A U.S.-based librarian and historian who had been in a Chinese jail for six months on charges of stealing secret documents was released this morning following an unprecedented campaign for his freedom by scholars, U.S. diplomats and politicians.

U.S. experts said the release of Song Yongyi marked the first time a Chinese citizen has been freed after being detained by the Ministry of State Security for crimes related to state secrets.

Song left for the United States today, his wife, Helen Yao, said in a telephone interview from her home in Carlisle, Pa. Yao talked to her husband on Friday for only the third time since Chinese security agents arrested the couple last August. She was released in November.

"He called me from jail. He was in good spirits," she said. "He said he will not stop his research."

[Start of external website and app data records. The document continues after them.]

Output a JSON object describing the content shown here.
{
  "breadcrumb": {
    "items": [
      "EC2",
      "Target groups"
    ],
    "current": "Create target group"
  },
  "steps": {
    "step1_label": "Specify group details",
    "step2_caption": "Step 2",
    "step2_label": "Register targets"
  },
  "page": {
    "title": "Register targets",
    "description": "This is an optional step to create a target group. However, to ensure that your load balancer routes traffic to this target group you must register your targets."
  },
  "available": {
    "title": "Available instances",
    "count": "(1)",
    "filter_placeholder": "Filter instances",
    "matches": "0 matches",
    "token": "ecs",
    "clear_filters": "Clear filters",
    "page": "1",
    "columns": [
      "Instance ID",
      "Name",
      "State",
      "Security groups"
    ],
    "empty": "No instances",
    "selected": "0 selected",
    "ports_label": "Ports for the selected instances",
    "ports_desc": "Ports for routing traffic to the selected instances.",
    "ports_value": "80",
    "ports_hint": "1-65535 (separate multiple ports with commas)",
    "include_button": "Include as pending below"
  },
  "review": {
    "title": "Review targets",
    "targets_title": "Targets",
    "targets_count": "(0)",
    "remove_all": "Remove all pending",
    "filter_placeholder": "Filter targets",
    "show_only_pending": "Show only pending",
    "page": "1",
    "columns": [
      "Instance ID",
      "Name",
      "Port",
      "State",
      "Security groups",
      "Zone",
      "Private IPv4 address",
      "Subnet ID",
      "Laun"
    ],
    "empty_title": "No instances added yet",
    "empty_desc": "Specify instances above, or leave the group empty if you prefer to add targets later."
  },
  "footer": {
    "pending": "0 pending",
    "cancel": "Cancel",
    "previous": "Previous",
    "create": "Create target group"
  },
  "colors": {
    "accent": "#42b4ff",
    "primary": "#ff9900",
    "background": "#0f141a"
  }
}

The Chinese decision to release Song, a librarian at Dickinson College in Carlisle and a leading expert on China's Cultural Revolution of 1966-76, followed a public campaign for his freedom that culminated in a threat by Sen. Arlen Specter (R-Pa.), to introduce legislation that would have made him an American citizen while in jail.

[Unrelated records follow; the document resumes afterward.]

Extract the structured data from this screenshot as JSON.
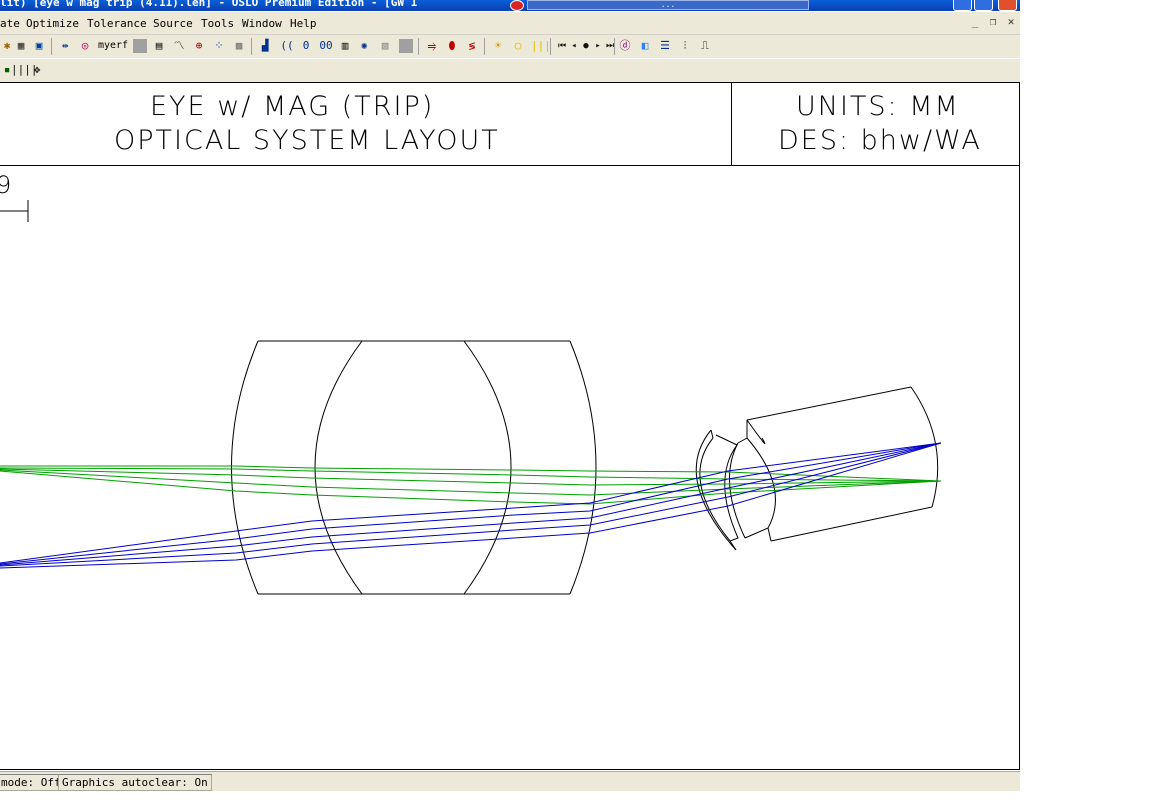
{
  "window": {
    "title": "lit) [eye w mag trip (4.11).len] - OSLO Premium Edition - [GW 1",
    "slot_text": "..."
  },
  "menu": {
    "items": [
      "ate",
      "Optimize",
      "Tolerance",
      "Source",
      "Tools",
      "Window",
      "Help"
    ],
    "mdi": [
      "_",
      "❐",
      "✕"
    ]
  },
  "toolbar": {
    "myerf_label": "myerf"
  },
  "plot": {
    "title_line1": "EYE w/ MAG (TRIP)",
    "title_line2": "OPTICAL SYSTEM LAYOUT",
    "units": "UNITS: MM",
    "designer": "DES: bhw/WA",
    "scale_number": "9"
  },
  "status": {
    "mode": "mode: Off",
    "autoclear": "Graphics autoclear: On"
  },
  "colors": {
    "green_rays": "#00a000",
    "blue_rays": "#0000c8",
    "lens_outline": "#000000"
  }
}
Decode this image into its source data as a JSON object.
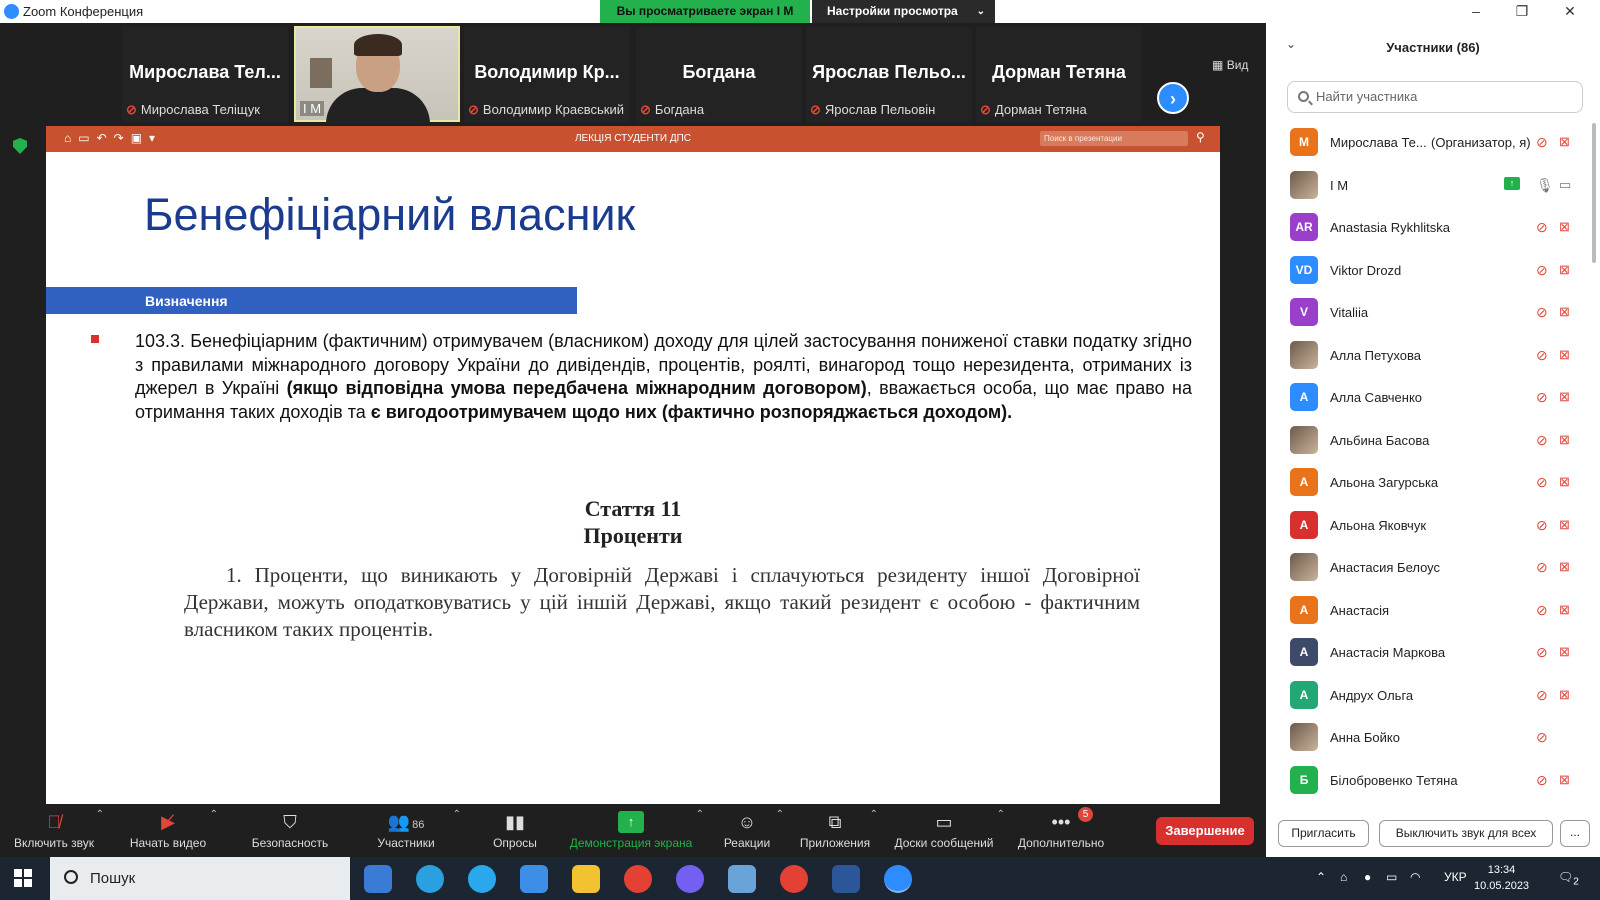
{
  "window": {
    "title": "Zoom Конференция",
    "share_banner": "Вы просматриваете экран I M",
    "view_settings": "Настройки просмотра",
    "view_label": "Вид"
  },
  "video_strip": {
    "tiles": [
      {
        "display": "Мирослава Тел...",
        "label": "Мирослава Теліщук"
      },
      {
        "display": "",
        "label": "I M"
      },
      {
        "display": "Володимир Кр...",
        "label": "Володимир Краєвський"
      },
      {
        "display": "Богдана",
        "label": "Богдана"
      },
      {
        "display": "Ярослав Пельо...",
        "label": "Ярослав Пельовін"
      },
      {
        "display": "Дорман Тетяна",
        "label": "Дорман Тетяна"
      }
    ]
  },
  "presentation": {
    "file_title": "ЛЕКЦІЯ СТУДЕНТИ ДПС",
    "search_placeholder": "Поиск в презентации",
    "slide_title": "Бенефіціарний власник",
    "section_label": "Визначення",
    "paragraph": {
      "p1": "103.3. Бенефіціарним (фактичним) отримувачем (власником) доходу для цілей застосування пониженої ставки податку згідно з правилами міжнародного договору України до дивідендів, процентів, роялті, винагород тощо нерезидента, отриманих із джерел в Україні ",
      "p2": "(якщо відповідна умова передбачена міжнародним договором)",
      "p3": ", вважається особа, що має право на отримання таких доходів та ",
      "p4": "є вигодоотримувачем щодо них (фактично розпоряджається доходом)."
    },
    "article_number": "Стаття 11",
    "article_name": "Проценти",
    "article_text": "1. Проценти, що виникають у Договірній Державі і сплачуються резиденту іншої Договірної Держави, можуть оподатковуватись у цій іншій Державі, якщо такий резидент є особою - фактичним власником таких процентів."
  },
  "participants_panel": {
    "title": "Участники (86)",
    "search_placeholder": "Найти участника",
    "participants": [
      {
        "initials": "M",
        "name": "Мирослава Те...",
        "role": "(Организатор, я)",
        "color": "#e8731a"
      },
      {
        "initials": "",
        "name": "I M",
        "role": "",
        "color": "#555",
        "sharing": true
      },
      {
        "initials": "AR",
        "name": "Anastasia Rykhlitska",
        "role": "",
        "color": "#9a3fc9"
      },
      {
        "initials": "VD",
        "name": "Viktor Drozd",
        "role": "",
        "color": "#2d8cff"
      },
      {
        "initials": "V",
        "name": "Vitaliia",
        "role": "",
        "color": "#9a3fc9"
      },
      {
        "initials": "",
        "name": "Алла Петухова",
        "role": "",
        "color": "#444"
      },
      {
        "initials": "A",
        "name": "Алла Савченко",
        "role": "",
        "color": "#2d8cff"
      },
      {
        "initials": "",
        "name": "Альбина Басова",
        "role": "",
        "color": "#c9a35a"
      },
      {
        "initials": "A",
        "name": "Альона Загурська",
        "role": "",
        "color": "#e8731a"
      },
      {
        "initials": "A",
        "name": "Альона Яковчук",
        "role": "",
        "color": "#d8302f"
      },
      {
        "initials": "",
        "name": "Анастасия Белоус",
        "role": "",
        "color": "#7a4a40"
      },
      {
        "initials": "A",
        "name": "Анастасія",
        "role": "",
        "color": "#e8731a"
      },
      {
        "initials": "A",
        "name": "Анастасія Маркова",
        "role": "",
        "color": "#3d4a6a"
      },
      {
        "initials": "A",
        "name": "Андрух Ольга",
        "role": "",
        "color": "#22a874"
      },
      {
        "initials": "",
        "name": "Анна Бойко",
        "role": "",
        "color": "#5a7a40"
      },
      {
        "initials": "Б",
        "name": "Білобровенко Тетяна",
        "role": "",
        "color": "#22b14c"
      }
    ],
    "invite_label": "Пригласить",
    "mute_all_label": "Выключить звук для всех",
    "more_label": "..."
  },
  "toolbar": {
    "unmute": "Включить звук",
    "start_video": "Начать видео",
    "security": "Безопасность",
    "participants": "Участники",
    "participants_count": "86",
    "polls": "Опросы",
    "share_screen": "Демонстрация экрана",
    "reactions": "Реакции",
    "apps": "Приложения",
    "whiteboards": "Доски сообщений",
    "more": "Дополнительно",
    "more_badge": "5",
    "end": "Завершение"
  },
  "taskbar": {
    "search_label": "Пошук",
    "language": "УКР",
    "time": "13:34",
    "date": "10.05.2023",
    "notif_count": "2"
  }
}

Song's release also comes as Beijing tries to improve its image in advance of an expected vote in Congress on permanent normal trade status for China. China's ambassador to the United States, Li Zhaoxing, claimed in a statement that Song was released because he had acknowledged his guilt and "voluntarily revealed evidence against illegal activities of others." Song's wife and Jerome Cohen, a legal expert on Chinese affairs, said Song had not admitted doing anything wrong and was forced to sign a blank piece of paper on which the Chinese later wrote a confession.

Participants said the campaign showed that public diplomacy with China is often more successful than the discreet contacts favored by Washington insiders and American "old friends" of the regime.

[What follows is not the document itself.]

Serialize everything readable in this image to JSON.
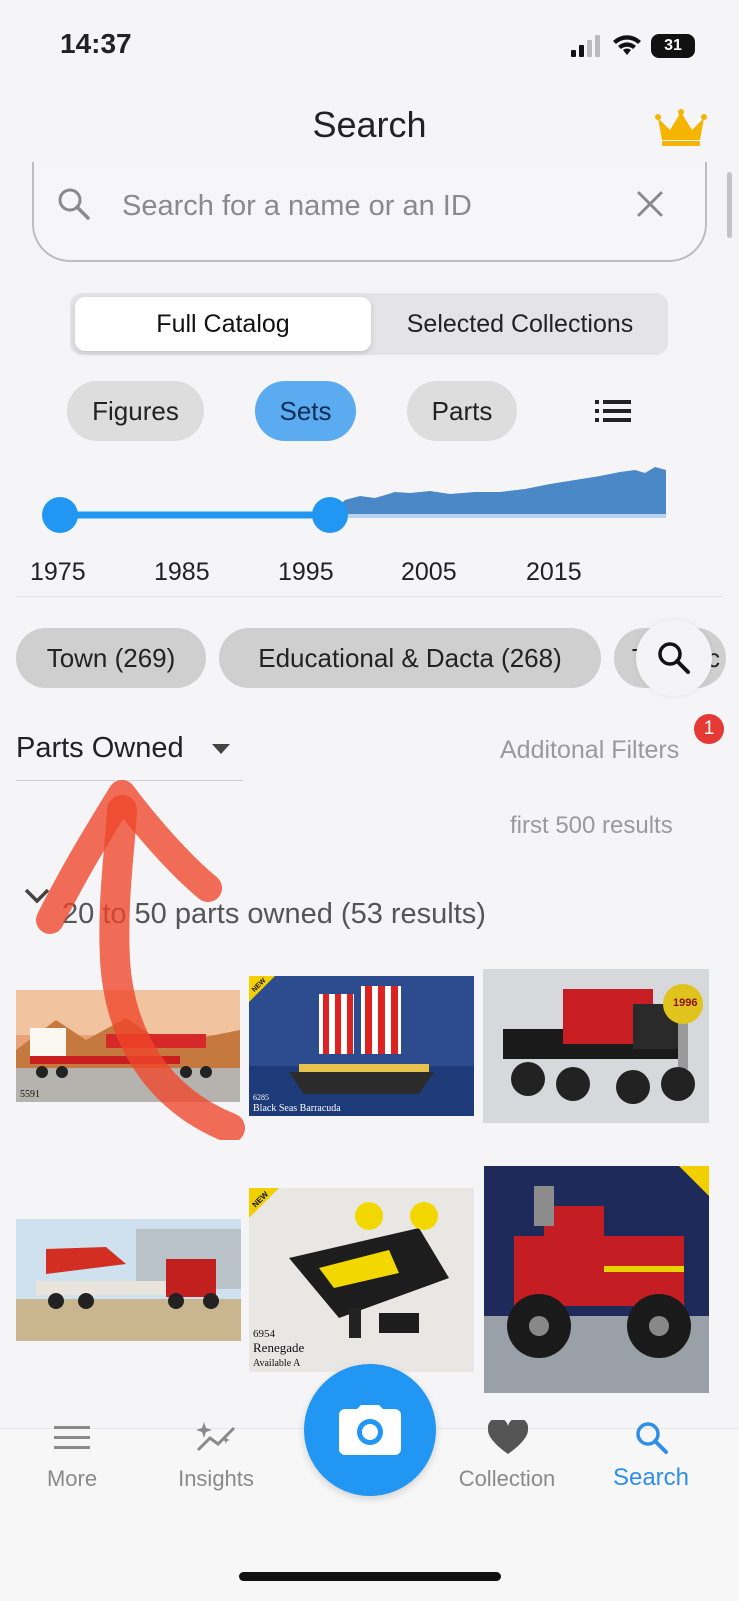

"We're just ecstatic," said Rep. Matt Salmon (R-Ariz.), who raised Song's case with President Jiang Zemin in a meeting on Jan. 10. "This shows that engagement works."

More than 150 prominent China scholars from several countries signed a petition calling for Song's release and warning China that the case would affect international educational and cultural exchanges. Another petition, posted on the Dickinson Web site, garnered more than 4,000 signatures.

In December, Song's detention caught the attention of Congress, which lobbied Beijing for his release. Salmon led a delegation to China this month and focused on Song's case, and Specter met with Chinese officials in Washington. U.S. Ambassador Joseph Prueher also raised the issue in a recent meeting with Premier Zhu Rongji.

Song was detained on Aug. 5 with Yao as he tried to mail three boxes of documents on the Cultural Revolution to the United States. He was charged on Dec. 24.

Cohen, who helped Dickinson with the case, said Chinese security officials illegally detained Song, tried to plant six pieces of falsified evidence on him and denied him access to a lawyer.

"While the Foreign Ministry was accusing him of committing crimes and blowing this case out of proportion, investigators were pleading with us to provide evidence," Cohen said. "It was ludicrous."

Still, Cohen said, the case represents a breakthrough of sorts for China's fledgling legal system. First, Chinese prosecutors declined to try Song on charges of exporting state secrets, dealing the Ministry of State Security an unprecedented setback. The ministry was then forced to rearrest him, move him from jail to the basement of a building inside the ministry's compound and seek charges for exporting "information"--an even more inexplicit crime.

Second, he said Song's whereabouts were generally known throughout his incarceration.

"Years ago, this never would have happened," Cohen said. "Once the guy was in their clutches, he was gone. The prosecutor would have approved any request of that agency. So there is progress there.

"We're in a new era for China in international relations. In the past, it was like a black hole. Now this doesn't mean the rule of law has come, but it means the ball is in play."

Yao said her husband stressed his determination last night to continue researching the Cultural Revolution--a dark period of Communist China's history in which millions of lives were ruined. Song was jailed for five years during that period. Song co-edited a 20-volume set of documents and was working on another series when he was detained.

"He kept telling me the Cultural Revolution was a world tragedy and he doesn't want it to happen again," Yao said. "He said it would be like letting down the nation."

Song's case sparked an unprecedented outpouring of support from his colleagues in the United States, where his work on the Cultural Revolution has been widely praised. Last year, he completed a paper criticizing Zhou Enlai, China's premier during that period, that is believed to have angered China's propaganda chiefs because Zhou is a revolutionary figure the government has tried to deify.

Special correspondent Cindy Sui contributed to this report.

CAPTION: Song Yongyi, a U.S.-based librarian jailed in China since August, will return to Pennsylvania.